The improvements programme includes infrastructure changes including wider shoulders, additional safety barriers, more passing opportunities, and improved access and stopping areas. A shared path (cycle/walk facility) between Okiwi Bay and Mangamaunu will provide opportunities for people to enjoy the iconic coastline at a more leisurely pace.

The work will be fast-tracked so it can be delivered by NCTIR alongside the earthquake reinstatement work.

Caring for people

The NCTIR team is committed to reconnect communities by the end of 2017. The team regularly attends community meetings in the area, and also ‘door-knocks’ in areas to discuss upcoming high-impact work. A site office on the main street welcomes residents to drop in, with a weekly newsletter providing information on progress being made.

More importantly, NCTIR works closely with the local community to provide employment and business opportunities. More than 1,000 men and women from 100 organisations have joined the rebuild effort and this number includes many local residents and businesses.

Working closely with the local community, NCTIR has been able to quickly solve a number of logistical challenges. The decision to build a temporary accommodation facility in Kaikōura, and a smaller one in Clarence, was made after consultation with local businesses confirmed there would not be enough beds available in Kaikōura throughout the duration of the project. More than 400 men and women are based in the area and all require housing and meals. Where possible, these services are being provided by locals.
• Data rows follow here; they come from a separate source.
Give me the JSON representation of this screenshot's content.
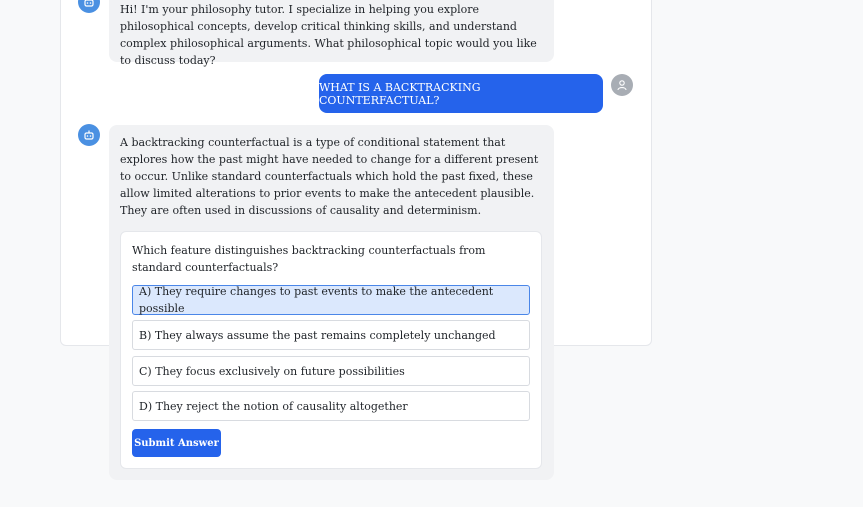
{
  "messages": {
    "bot_intro": "Hi! I'm your philosophy tutor. I specialize in helping you explore philosophical concepts, develop critical thinking skills, and understand complex philosophical arguments. What philosophical topic would you like to discuss today?",
    "user_question": "WHAT IS A BACKTRACKING COUNTERFACTUAL?",
    "bot_answer": "A backtracking counterfactual is a type of conditional statement that explores how the past might have needed to change for a different present to occur. Unlike standard counterfactuals which hold the past fixed, these allow limited alterations to prior events to make the antecedent plausible. They are often used in discussions of causality and determinism."
  },
  "quiz": {
    "question": "Which feature distinguishes backtracking counterfactuals from standard counterfactuals?",
    "options": [
      "A) They require changes to past events to make the antecedent possible",
      "B) They always assume the past remains completely unchanged",
      "C) They focus exclusively on future possibilities",
      "D) They reject the notion of causality altogether"
    ],
    "selected_option": "A",
    "submit_label": "Submit Answer"
  },
  "icons": {
    "bot": "robot-icon",
    "user": "user-icon"
  },
  "colors": {
    "accent": "#2563eb",
    "bot_avatar": "#4a90e2",
    "user_avatar": "#a8adb4",
    "bot_bubble": "#f1f2f4",
    "selected_option_bg": "#dbe8fd"
  }
}
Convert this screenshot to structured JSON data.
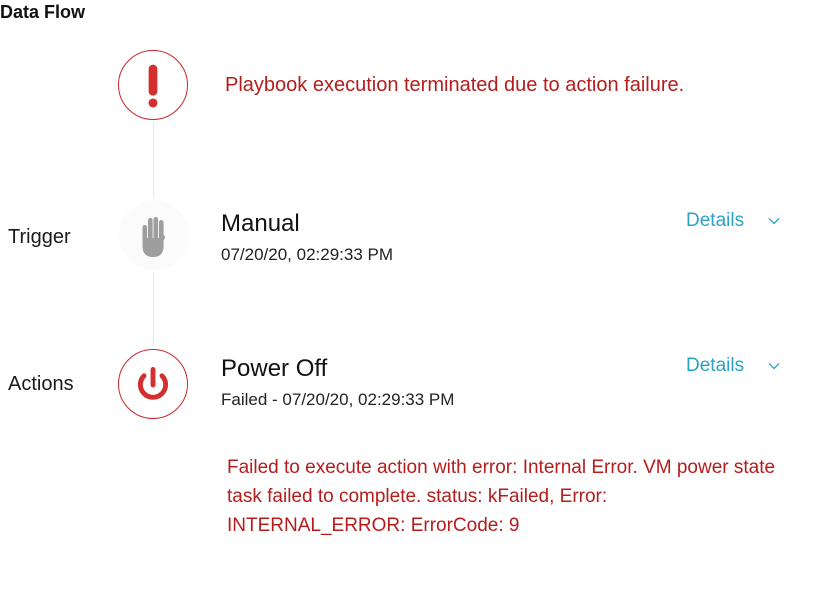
{
  "page": {
    "title": "Data Flow"
  },
  "alert": {
    "icon": "exclamation-icon",
    "message": "Playbook execution terminated due to action failure.",
    "color": "#c9262b"
  },
  "trigger": {
    "row_label": "Trigger",
    "icon": "hand-icon",
    "name": "Manual",
    "timestamp": "07/20/20, 02:29:33 PM",
    "details_label": "Details"
  },
  "action": {
    "row_label": "Actions",
    "icon": "power-icon",
    "name": "Power Off",
    "status_line": "Failed - 07/20/20, 02:29:33 PM",
    "details_label": "Details",
    "error_message": "Failed to execute action with error: Internal Error. VM power state task failed to complete. status: kFailed, Error: INTERNAL_ERROR: ErrorCode: 9"
  },
  "colors": {
    "error": "#b71c1c",
    "accent": "#2aa3c4"
  }
}
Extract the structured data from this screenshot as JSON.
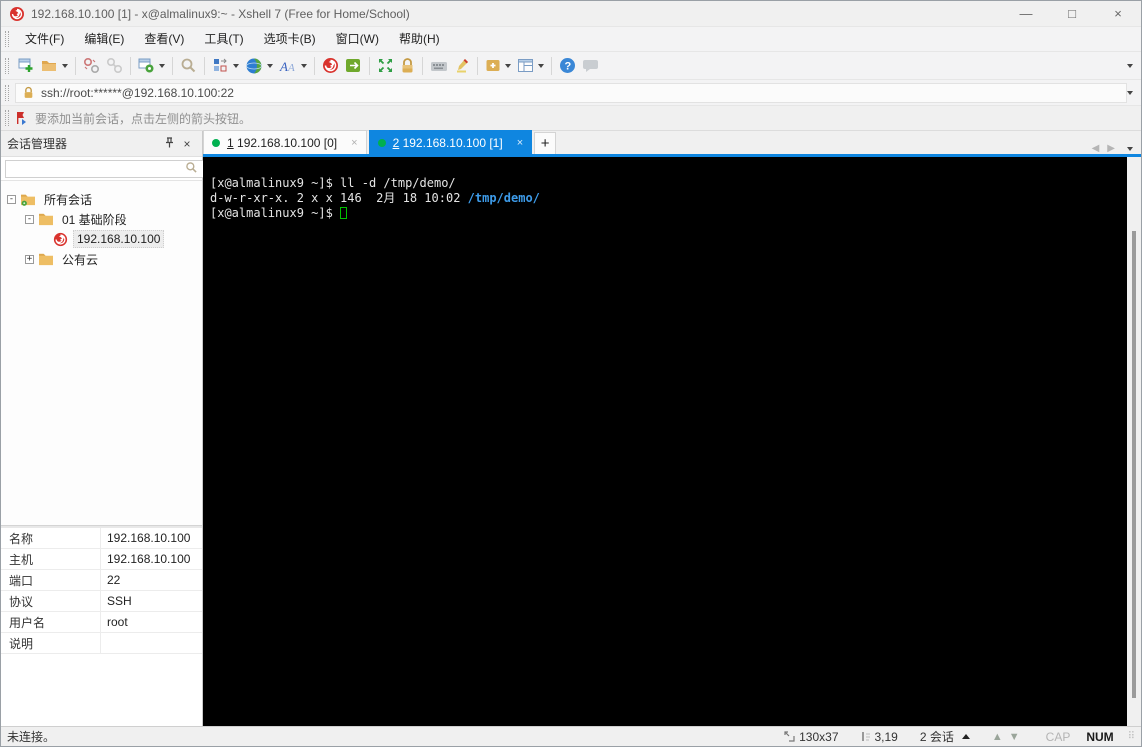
{
  "window": {
    "title": "192.168.10.100 [1] - x@almalinux9:~ - Xshell 7 (Free for Home/School)",
    "minimize": "—",
    "maximize": "□",
    "close": "×"
  },
  "menu": {
    "items": [
      "文件(F)",
      "编辑(E)",
      "查看(V)",
      "工具(T)",
      "选项卡(B)",
      "窗口(W)",
      "帮助(H)"
    ]
  },
  "toolbar": {
    "icons": [
      "new-session",
      "open-session",
      "disconnect",
      "reconnect",
      "session-properties",
      "find",
      "window-layout",
      "encoding-globe",
      "font",
      "xshell",
      "xftp",
      "fullscreen",
      "lock-screen",
      "virtual-keyboard",
      "compose-pen",
      "new-file-transfer",
      "tile-windows",
      "help",
      "feedback"
    ]
  },
  "address_bar": {
    "value": "ssh://root:******@192.168.10.100:22"
  },
  "info_bar": {
    "text": "要添加当前会话，点击左侧的箭头按钮。"
  },
  "session_manager": {
    "title": "会话管理器",
    "close": "×",
    "tree": [
      {
        "label": "所有会话",
        "expander": "-"
      },
      {
        "label": "01 基础阶段",
        "expander": "-"
      },
      {
        "label": "192.168.10.100"
      },
      {
        "label": "公有云",
        "expander": "+"
      }
    ]
  },
  "tab_bar": {
    "tabs": [
      {
        "num": "1",
        "label": " 192.168.10.100 [0]",
        "close": "×",
        "state": "connected"
      },
      {
        "num": "2",
        "label": " 192.168.10.100 [1]",
        "close": "×",
        "state": "connected"
      }
    ],
    "new_tab": "+"
  },
  "terminal": {
    "line1": "[x@almalinux9 ~]$ ll -d /tmp/demo/",
    "line2_pre": "d-w-r-xr-x. 2 x x 146  2月 18 10:02 ",
    "line2_dir": "/tmp/demo/",
    "prompt": "[x@almalinux9 ~]$ "
  },
  "properties": {
    "rows": [
      {
        "label": "名称",
        "value": "192.168.10.100"
      },
      {
        "label": "主机",
        "value": "192.168.10.100"
      },
      {
        "label": "端口",
        "value": "22"
      },
      {
        "label": "协议",
        "value": "SSH"
      },
      {
        "label": "用户名",
        "value": "root"
      },
      {
        "label": "说明",
        "value": ""
      }
    ]
  },
  "status_bar": {
    "left": "未连接。",
    "size": "130x37",
    "cursor_pos": "3,19",
    "sessions": "2 会话",
    "cap": "CAP",
    "num": "NUM"
  },
  "colors": {
    "accent_blue": "#0f86e0",
    "terminal_dir_blue": "#3d9be9",
    "cursor_green": "#00c000",
    "tab_dot_green": "#00b050",
    "xshell_red": "#d9332e",
    "lock_gold": "#d9a43a"
  }
}
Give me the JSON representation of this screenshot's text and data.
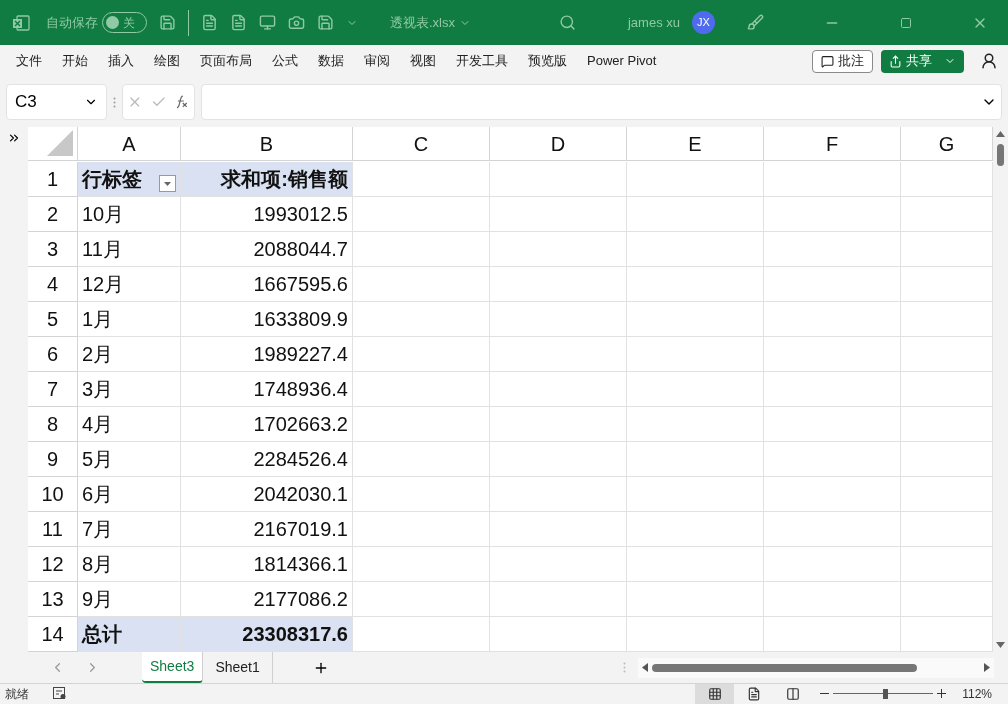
{
  "title_bar": {
    "autosave_label": "自动保存",
    "autosave": {
      "on": false,
      "label": "关"
    },
    "filename": "透视表.xlsx",
    "user": "james xu",
    "avatar": "JX"
  },
  "ribbon_tabs": [
    "文件",
    "开始",
    "插入",
    "绘图",
    "页面布局",
    "公式",
    "数据",
    "审阅",
    "视图",
    "开发工具",
    "预览版",
    "Power Pivot"
  ],
  "ribbon_buttons": {
    "comments": "批注",
    "share": "共享"
  },
  "formula_bar": {
    "name_box": "C3"
  },
  "sheet": {
    "columns": [
      "A",
      "B",
      "C",
      "D",
      "E",
      "F",
      "G"
    ],
    "rows": [
      {
        "number": "1",
        "kind": "header",
        "cells": [
          "行标签",
          "求和项:销售额"
        ]
      },
      {
        "number": "2",
        "kind": "data",
        "cells": [
          "10月",
          "1993012.5"
        ]
      },
      {
        "number": "3",
        "kind": "data",
        "cells": [
          "11月",
          "2088044.7"
        ]
      },
      {
        "number": "4",
        "kind": "data",
        "cells": [
          "12月",
          "1667595.6"
        ]
      },
      {
        "number": "5",
        "kind": "data",
        "cells": [
          "1月",
          "1633809.9"
        ]
      },
      {
        "number": "6",
        "kind": "data",
        "cells": [
          "2月",
          "1989227.4"
        ]
      },
      {
        "number": "7",
        "kind": "data",
        "cells": [
          "3月",
          "1748936.4"
        ]
      },
      {
        "number": "8",
        "kind": "data",
        "cells": [
          "4月",
          "1702663.2"
        ]
      },
      {
        "number": "9",
        "kind": "data",
        "cells": [
          "5月",
          "2284526.4"
        ]
      },
      {
        "number": "10",
        "kind": "data",
        "cells": [
          "6月",
          "2042030.1"
        ]
      },
      {
        "number": "11",
        "kind": "data",
        "cells": [
          "7月",
          "2167019.1"
        ]
      },
      {
        "number": "12",
        "kind": "data",
        "cells": [
          "8月",
          "1814366.1"
        ]
      },
      {
        "number": "13",
        "kind": "data",
        "cells": [
          "9月",
          "2177086.2"
        ]
      },
      {
        "number": "14",
        "kind": "total",
        "cells": [
          "总计",
          "23308317.6"
        ]
      }
    ]
  },
  "sheet_tabs": [
    {
      "label": "Sheet3",
      "selected": true
    },
    {
      "label": "Sheet1",
      "selected": false
    }
  ],
  "status_bar": {
    "status": "就绪",
    "views": [
      {
        "kind": "normal",
        "selected": true
      },
      {
        "kind": "page_layout",
        "selected": false
      },
      {
        "kind": "page_break",
        "selected": false
      }
    ],
    "zoom": {
      "level": 0.52,
      "reading": "112%"
    }
  }
}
Connect with us

For more information about NCTIR's recovery work, contact NCTIR on 0800 628 4737 or